(Given entries Opens)

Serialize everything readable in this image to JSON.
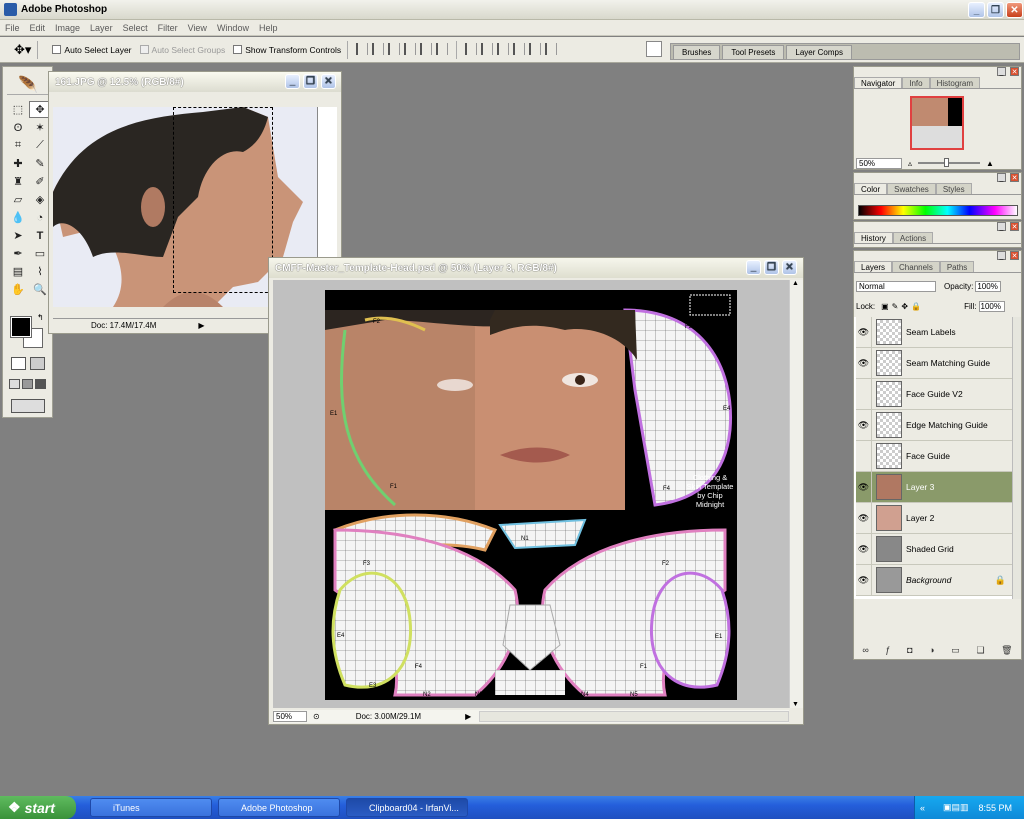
{
  "app": {
    "title": "Adobe Photoshop"
  },
  "menu": [
    "File",
    "Edit",
    "Image",
    "Layer",
    "Select",
    "Filter",
    "View",
    "Window",
    "Help"
  ],
  "options": {
    "auto_select_layer": "Auto Select Layer",
    "auto_select_groups": "Auto Select Groups",
    "show_transform": "Show Transform Controls",
    "well_tabs": [
      "Brushes",
      "Tool Presets",
      "Layer Comps"
    ]
  },
  "doc1": {
    "title": "161.JPG @ 12.5% (RGB/8#)",
    "status": "Doc: 17.4M/17.4M"
  },
  "doc2": {
    "title": "CMFF-Master_Template-Head.psd @ 50% (Layer 3, RGB/8#)",
    "zoom": "50%",
    "status": "Doc: 3.00M/29.1M"
  },
  "canvas_text": {
    "credit": "Clothing & Skin Template by Chip Midnight"
  },
  "navigator": {
    "tabs": [
      "Navigator",
      "Info",
      "Histogram"
    ],
    "zoom": "50%"
  },
  "color_panel": {
    "tabs": [
      "Color",
      "Swatches",
      "Styles"
    ]
  },
  "history_panel": {
    "tabs": [
      "History",
      "Actions"
    ]
  },
  "layers_panel": {
    "tabs": [
      "Layers",
      "Channels",
      "Paths"
    ],
    "blend_mode": "Normal",
    "opacity_label": "Opacity:",
    "opacity": "100%",
    "lock_label": "Lock:",
    "fill_label": "Fill:",
    "fill": "100%",
    "layers": [
      {
        "name": "Seam Labels",
        "visible": true
      },
      {
        "name": "Seam Matching Guide",
        "visible": true
      },
      {
        "name": "Face Guide V2",
        "visible": false
      },
      {
        "name": "Edge Matching Guide",
        "visible": true
      },
      {
        "name": "Face Guide",
        "visible": false
      },
      {
        "name": "Layer 3",
        "visible": true,
        "selected": true
      },
      {
        "name": "Layer 2",
        "visible": true
      },
      {
        "name": "Shaded Grid",
        "visible": true
      },
      {
        "name": "Background",
        "visible": true
      }
    ]
  },
  "taskbar": {
    "start": "start",
    "buttons": [
      "iTunes",
      "Adobe Photoshop",
      "Clipboard04 - IrfanVi..."
    ],
    "clock": "8:55 PM"
  }
}
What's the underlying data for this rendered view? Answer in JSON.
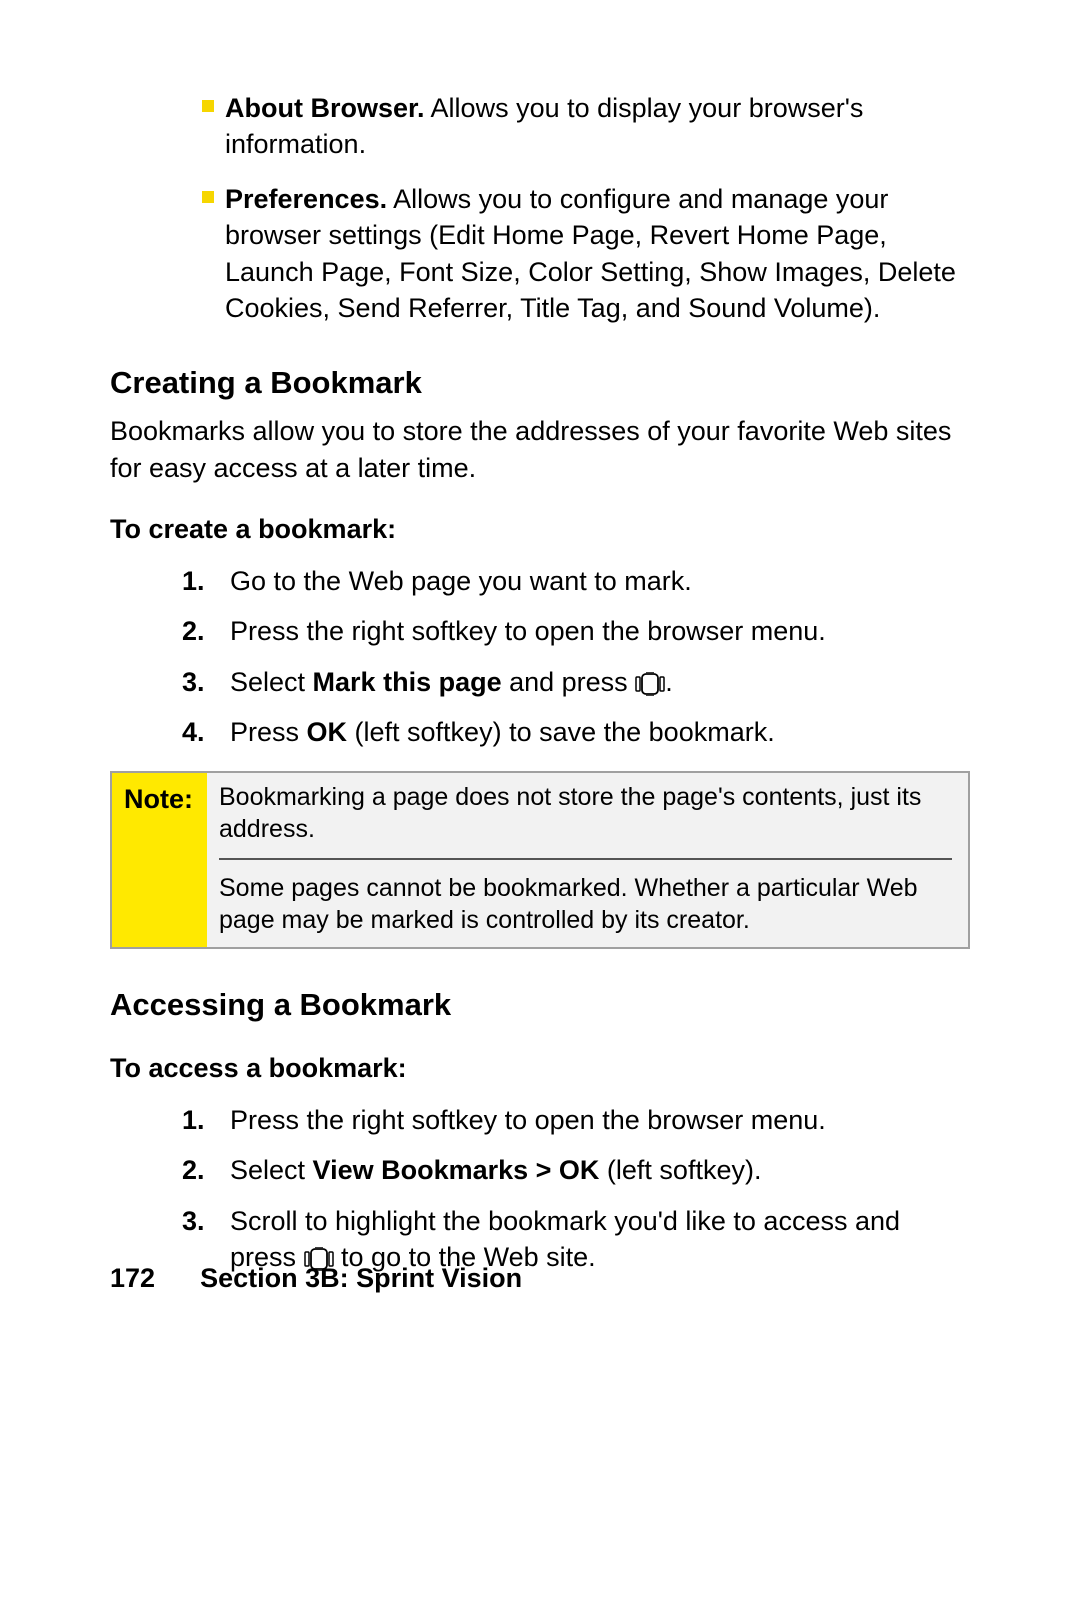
{
  "top_bullets": [
    {
      "bold": "About Browser.",
      "text": " Allows you to display your browser's information."
    },
    {
      "bold": "Preferences.",
      "text": " Allows you to configure and manage your browser settings (Edit Home Page, Revert Home Page, Launch Page, Font Size, Color Setting, Show Images, Delete Cookies, Send Referrer, Title Tag, and Sound Volume)."
    }
  ],
  "section1": {
    "heading": "Creating a Bookmark",
    "intro": "Bookmarks allow you to store the addresses of your favorite Web sites for easy access at a later time.",
    "subhead": "To create a bookmark:",
    "steps": {
      "s1": "Go to the Web page you want to mark.",
      "s2": "Press the right softkey to open the browser menu.",
      "s3_a": "Select ",
      "s3_bold": "Mark this page",
      "s3_b": " and press ",
      "s3_c": ".",
      "s4_a": "Press ",
      "s4_bold": "OK",
      "s4_b": " (left softkey) to save the bookmark."
    }
  },
  "note": {
    "label": "Note:",
    "para1": "Bookmarking a page does not store the page's contents, just its address.",
    "para2": "Some pages cannot be bookmarked. Whether a particular Web page may be marked is controlled by its creator."
  },
  "section2": {
    "heading": "Accessing a Bookmark",
    "subhead": "To access a bookmark:",
    "steps": {
      "s1": "Press the right softkey to open the browser menu.",
      "s2_a": "Select ",
      "s2_bold": "View Bookmarks > OK",
      "s2_b": " (left softkey).",
      "s3_a": "Scroll to highlight the bookmark you'd like to access and press ",
      "s3_b": " to go to the Web site."
    }
  },
  "footer": {
    "page_num": "172",
    "section": "Section 3B: Sprint Vision"
  }
}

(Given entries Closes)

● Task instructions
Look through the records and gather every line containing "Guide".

● Exercise answer
        "name": "Seam Matching Guide",
        "name": "Face Guide V2",
        "name": "Edge Matching Guide",
        "name": "Face Guide",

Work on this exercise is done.